22, 2016, Mr. Douglas filed a motion to vacate, set aside, or
correct his conviction and sentence pursuant to 28 U.S.C.
§ 2255, alleging that, post-Johnson, he is no
longer a career offender because his prior convictions no
longer qualify as “crimes of violence.” Dkt. 1.
Douglas seeks relief pursuant to § 2255 arguing that his
prior Indiana resisting arrest conviction is not a predicate
offense in view of the Supreme Court decision under
Johnson. Dkt. 15 at 2; Dkt. No. 16 at 4. Mr. Douglas
does not dispute that his conviction for child molestation
remains a “crime of violence.” The United States
argues that Mr. Douglas is bound to his § 2255 waiver in

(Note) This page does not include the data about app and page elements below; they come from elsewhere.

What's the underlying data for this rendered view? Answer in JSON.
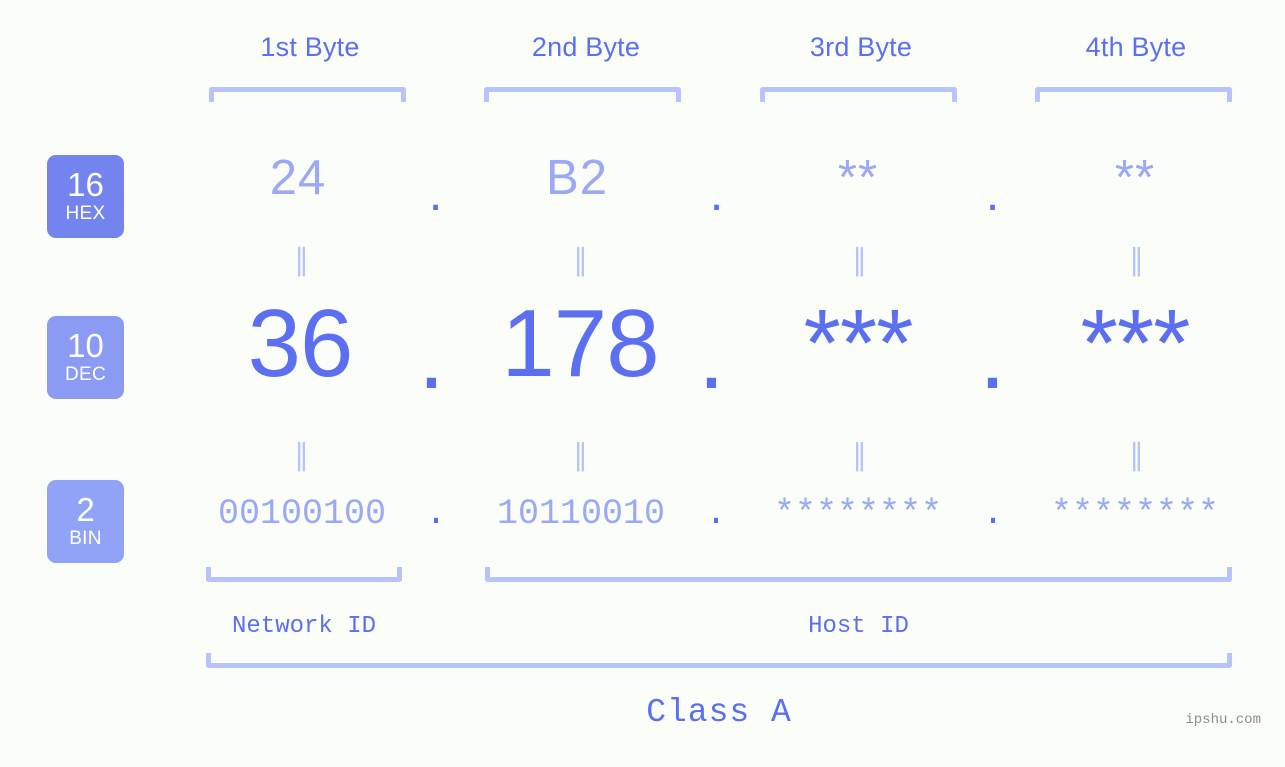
{
  "colors": {
    "background": "#fbfdf9",
    "accent_strong": "#5b6ff0",
    "accent_light": "#9aa8f5",
    "bracket": "#b9c3fb",
    "badge_hex": "#7384ee",
    "badge_dec": "#8b9bf3",
    "badge_bin": "#90a3f7",
    "watermark": "#8d8d8d"
  },
  "byte_headers": [
    {
      "label": "1st Byte"
    },
    {
      "label": "2nd Byte"
    },
    {
      "label": "3rd Byte"
    },
    {
      "label": "4th Byte"
    }
  ],
  "bases": [
    {
      "num": "16",
      "abbr": "HEX"
    },
    {
      "num": "10",
      "abbr": "DEC"
    },
    {
      "num": "2",
      "abbr": "BIN"
    }
  ],
  "rows": {
    "hex": {
      "values": [
        "24",
        "B2",
        "**",
        "**"
      ],
      "separator": "."
    },
    "dec": {
      "values": [
        "36",
        "178",
        "***",
        "***"
      ],
      "separator": "."
    },
    "bin": {
      "values": [
        "00100100",
        "10110010",
        "********",
        "********"
      ],
      "separator": "."
    }
  },
  "equals_glyph": "∥",
  "sections": {
    "network_id": "Network ID",
    "host_id": "Host ID",
    "class": "Class A"
  },
  "watermark": "ipshu.com"
}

his plea agreement. Dkt. 20 at 3-5. Additionally, the United
States argues that Mr. Douglas' claim is foreclosed by
the Supreme Court's holding in Beckles v. United
States, 137 S.Ct. 886 (2017). Id. at 6-7. In
reply, Mr. Douglas argues that his plea agreement should be
vacated as a result of a “mutual mistake” between
the parties, but actually requests that the Court exercise
its “equitable remedial power” to consider the
impact of Johnson to his sentence. Dkt. 25 at 2-7.
Mr. Douglas also argues that Beckles is not
applicable to his claim. Id. at 8-13.
order for a plea to be valid, it must be made voluntarily,
knowingly, and intelligently. United States v. Hays,
397 F.3d 564, 567 (7th Cir. 2005) (citing United States
v. Gilliam, 255 F.3d 428, 432-33 (7th Cir. 2001)).
“A defendant may validly waive both his right to a
direct appeal and his right to collateral review under §
2255 as part of his plea agreement.” Keller v.
United States, 657 F.3d 675, 681 (7th Cir. 2011);
see also Solano v. United States, 812 F.3d 573, 577
(7th Cir. 2016). Such waivers are upheld and enforced with
limited exceptions in cases in which (1) “the plea
agreement was involuntary, ” (2) “the district
court relied on a constitutionally impermissible factor (such
as race), ” (3) “the sentence exceeded the
statutory maximum, ” or (4) the defendant claims
ineffective assistance of counsel in relation to the
negotiation of the plea agreement. Id. (internal
quotations omitted); Gaylord v. United States, 829
F.3d 500, 505 (7th Cir. 2016). The Seventh Circuit has
specifically stated that both statutory and constitutional
rights can be waived in a plea agreement. Jones v. United
States, 167 F.3d 1142, 1144 (7th Cir. 1999); United
States v. Woolley, 123 F.3d 627, 631-32 (7th Cir. 1997);
United States v. Feichtinger,105 F.3d 1188, 1190
(7th Cir. 1997); see also United States v. Woods,
581 F.3d 531, 534 (7th Cir. 2009); United Statesv. Emerson, 349 F.3d 986, 988 (7th Cir. 2003);
United States v. Worthen, 842 F.3d 552, 554-55 ...